# WHAT YOU NEED TO DO
Do any lines in the data below contain "Verificação"? If so, copy every one of them.

# DATA PROVIDED
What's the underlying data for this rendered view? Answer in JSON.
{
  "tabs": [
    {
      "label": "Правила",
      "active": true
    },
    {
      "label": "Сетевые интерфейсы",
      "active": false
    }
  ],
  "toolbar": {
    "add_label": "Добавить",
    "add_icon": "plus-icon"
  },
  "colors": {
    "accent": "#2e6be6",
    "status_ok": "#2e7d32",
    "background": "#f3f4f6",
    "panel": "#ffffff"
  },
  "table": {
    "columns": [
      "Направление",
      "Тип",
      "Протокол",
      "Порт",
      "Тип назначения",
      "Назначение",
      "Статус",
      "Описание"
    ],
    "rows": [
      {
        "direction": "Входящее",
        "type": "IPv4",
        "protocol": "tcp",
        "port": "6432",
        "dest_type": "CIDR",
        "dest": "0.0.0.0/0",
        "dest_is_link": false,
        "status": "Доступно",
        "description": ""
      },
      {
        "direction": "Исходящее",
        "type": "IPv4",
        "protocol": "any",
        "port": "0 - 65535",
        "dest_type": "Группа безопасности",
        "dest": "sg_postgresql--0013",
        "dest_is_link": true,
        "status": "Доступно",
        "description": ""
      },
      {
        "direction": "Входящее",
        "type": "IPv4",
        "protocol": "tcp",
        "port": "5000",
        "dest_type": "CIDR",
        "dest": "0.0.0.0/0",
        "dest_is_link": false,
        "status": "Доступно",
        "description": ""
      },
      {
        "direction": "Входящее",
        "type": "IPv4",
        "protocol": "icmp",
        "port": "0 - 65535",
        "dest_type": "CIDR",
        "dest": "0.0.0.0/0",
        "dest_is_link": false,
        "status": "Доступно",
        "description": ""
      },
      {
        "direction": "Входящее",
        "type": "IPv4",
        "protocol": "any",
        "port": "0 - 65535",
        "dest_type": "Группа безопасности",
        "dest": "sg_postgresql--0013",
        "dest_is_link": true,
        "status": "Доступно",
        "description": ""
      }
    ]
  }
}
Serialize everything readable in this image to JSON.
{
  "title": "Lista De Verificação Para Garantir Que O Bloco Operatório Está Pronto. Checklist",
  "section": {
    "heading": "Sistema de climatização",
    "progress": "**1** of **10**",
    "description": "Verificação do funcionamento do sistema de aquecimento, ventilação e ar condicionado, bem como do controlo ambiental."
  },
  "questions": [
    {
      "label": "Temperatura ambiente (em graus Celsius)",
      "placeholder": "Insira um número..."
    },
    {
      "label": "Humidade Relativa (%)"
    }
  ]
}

# EXERCISE RESPONSE
  "title": "Lista De Verificação Para Garantir Que O Bloco Operatório Está Pronto. Checklist",
    "description": "Verificação do funcionamento do sistema de aquecimento, ventilação e ar condicionado, bem como do controlo ambiental."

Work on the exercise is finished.